Expressive Tuning and Equal Temperament
There is a school of thought that sees equal temperament as a Bad Thing. It is presented as a kind of industrialisation of a natural process, imposing a new regulative order on the west’s approach to music, commodifying our ways of hearing at the same time as mass-production processes were applied to pianos and popular songs.
For example, this is what the Just Intonation Network has to say on the matter:
Equal temperament was not adopted because it sounded better (it didn't then, and it still doesn't, despite 150 years of cultural conditioning) or because composers and theorists were unaware of Just Intonation. The adoption of twelve-tone equal temperament was strictly a matter of expediency. Equal temperament allowed eighteenth- and nineteenth-century composers to explore increasingly complex harmonies and abstruse modulations, but this benefit was short-lived. By the beginning of this century, all of the meaningful harmonic combinations in the equally-tempered scale had been thoroughly explored and exploited, and many composers believed that consonance, tonality, and even pitch had been exhausted as organizing principles. What was really exhausted was merely the limited resources of the tempered scale. By substituting 12 equally-spaced tones for a universe of subtle intervallic relationships, the composers and theorists of the 18th and 19th centuries effectively painted western music into a corner from which it has not yet succeeded in extricating itself.
I rather like this version of the narrative, since it inflects the standard story of paradise lost with the experience of the rake whose quest for ever more extreme sexual experiences exhausts his capacity for any kind of authentic feeling.
And there’s something to this story, of course. Period instrument bands who play with justly-tuned thirds and fifths give us a glow, a richness in the sound quite different from the brightness produced by modern instrument manufacture. And those of us involved in a cappella vocal genres know the visceral and sonic pleasures to be had from the experience of ‘lock and ring’.
But I heard an interesting counter-argument to this position at the weekend, at Birmingham Conservatoire’s annual research study day. Our Head of Research, Peter Johnson, who is something of a pioneer in the empirical study of performance, presented a paper about how violinists tune when they’re playing along with pianos tuned in equal temperament. (The answer: sharp, if they’re Menuhin.)
In the course of this he made one of those throw-away remarks that is so interesting you miss the next five minutes of the main argument while you think about it. He was talking about Casals’ theory of expressive intonation: that you should sharpen rising semitones (as they are functional leading notes) and flatten falling ones (as functional 7ths). Peter has shown in previous work that Casals does indeed play like this, and that such tuning habits relate to longer-range voice-leading as well as immediate note-to-note examples. The throw-away remark was that equal temperament does this too, though to a smaller degree than Casals did on the cello.

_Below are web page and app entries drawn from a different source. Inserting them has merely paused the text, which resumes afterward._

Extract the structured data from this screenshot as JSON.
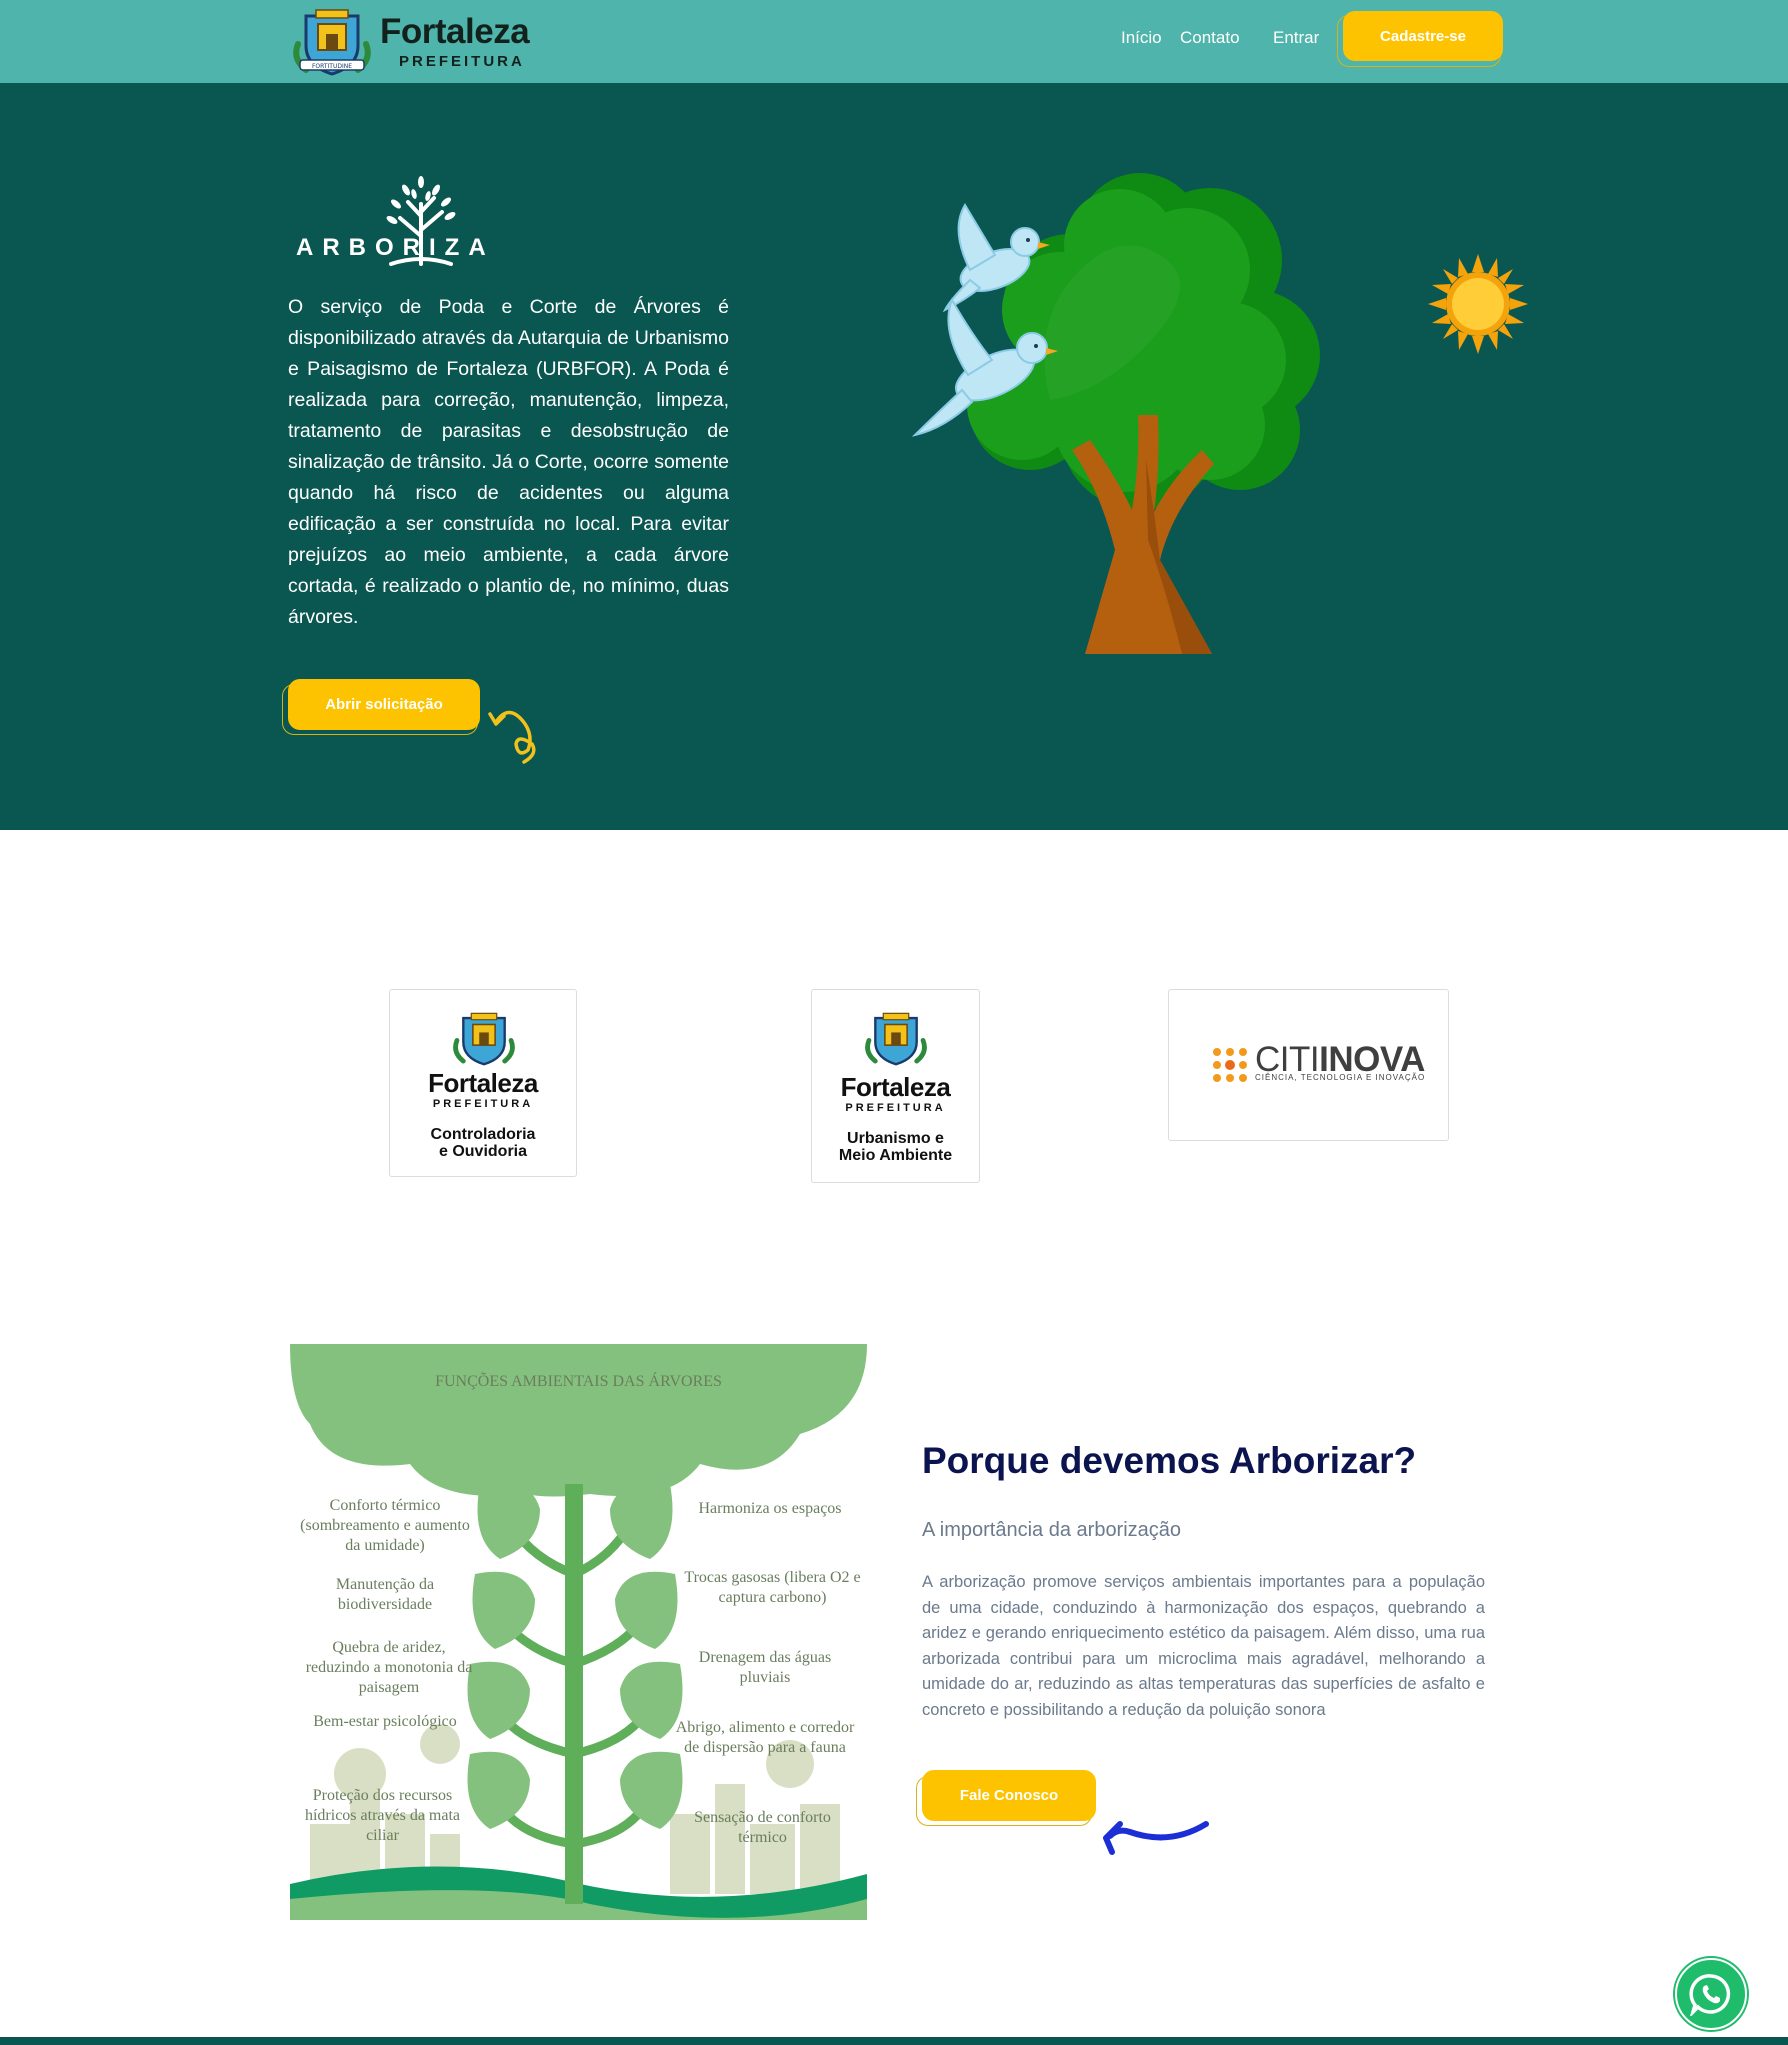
{
  "header": {
    "logo_word": "Fortaleza",
    "logo_sub": "PREFEITURA",
    "logo_motto": "FORTITUDINE",
    "nav": [
      "Início",
      "Contato",
      "Entrar"
    ],
    "signup_label": "Cadastre-se"
  },
  "hero": {
    "logo_text": "ARBORIZA",
    "description": "O serviço de Poda e Corte de Árvores é disponibilizado através da Autarquia de Urbanismo e Paisagismo de Fortaleza (URBFOR). A Poda é realizada para correção, manutenção, limpeza, tratamento de parasitas e desobstrução de sinalização de trânsito. Já o Corte, ocorre somente quando há risco de acidentes ou alguma edificação a ser construída no local. Para evitar prejuízos ao meio ambiente, a cada árvore cortada, é realizado o plantio de, no mínimo, duas árvores.",
    "cta_label": "Abrir solicitação"
  },
  "partners": [
    {
      "word": "Fortaleza",
      "sub": "PREFEITURA",
      "dept": [
        "Controladoria",
        "e Ouvidoria"
      ]
    },
    {
      "word": "Fortaleza",
      "sub": "PREFEITURA",
      "dept": [
        "Urbanismo e",
        "Meio Ambiente"
      ]
    },
    {
      "brand_light": "CITI",
      "brand_bold": "INOVA",
      "tagline": "CIÊNCIA, TECNOLOGIA E INOVAÇÃO"
    }
  ],
  "infographic": {
    "title": "FUNÇÕES AMBIENTAIS DAS ÁRVORES",
    "left": [
      "Conforto térmico (sombreamento e aumento da umidade)",
      "Manutenção da biodiversidade",
      "Quebra de aridez, reduzindo a monotonia da paisagem",
      "Bem-estar psicológico",
      "Proteção dos recursos hídricos através da mata ciliar"
    ],
    "right": [
      "Harmoniza os espaços",
      "Trocas gasosas (libera O2 e captura carbono)",
      "Drenagem das águas pluviais",
      "Abrigo, alimento e corredor de dispersão para a fauna",
      "Sensação de conforto térmico"
    ]
  },
  "why": {
    "title": "Porque devemos Arborizar?",
    "subtitle": "A importância da arborização",
    "text": "A arborização promove serviços ambientais importantes para a população de uma cidade, conduzindo à harmonização dos espaços, quebrando a aridez e gerando enriquecimento estético da paisagem. Além disso, uma rua arborizada contribui para um microclima mais agradável, melhorando a umidade do ar, reduzindo as altas temperaturas das superfícies de asfalto e concreto e possibilitando a redução da poluição sonora",
    "cta_label": "Fale Conosco"
  },
  "colors": {
    "topbar": "#4fb5ac",
    "hero_bg": "#0a5651",
    "accent": "#fdc300",
    "title_navy": "#0c1450",
    "body_gray": "#6b7a8c",
    "whatsapp": "#1fbc6c"
  }
}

So, let’s think about that for a moment. The major 3rd in just intonation is defined by the ratio of 5:4, and comes out in cents as 386.314, whereas the equally-tempered major 3rd is 400 cents – i.e. slightly sharper. The minor seventh is less simple, since it could be defined in one of three ways in just intonation: the harmonic minor 7th (7:4, 968.826 cents), the grave minor 7th (16:9, 996.091 cents) or the adjective-less minor 7th (9:5, 1017.597 cents). Of these, only the last is actually greater than the equally tempered minor 7th of 1000 cents, but still, that still leaves room to claim that equal temperament raises 3rds and flattens 7ths compared to just intonation.
The point this makes of course is that it reframes equal temperament as not merely a chromatically expedient system, but as an expressively coherent one. Yes, it still places it in the service of the harmonic adventures of functional tonality, but the service it’s performing is to amplify the sense of direction and teleology built by tonal structures. Equal temperament stops looking like a cheap imitation tuning system that can be sold to oiks who are too unskilled to retune their own keyboards between pieces in different keys, and starts looking more like a harmonic flavour enhancer: a kind of musical monosodium glutamate. Not the most heroic revisionist metaphor, I know, but musically useful nonetheless.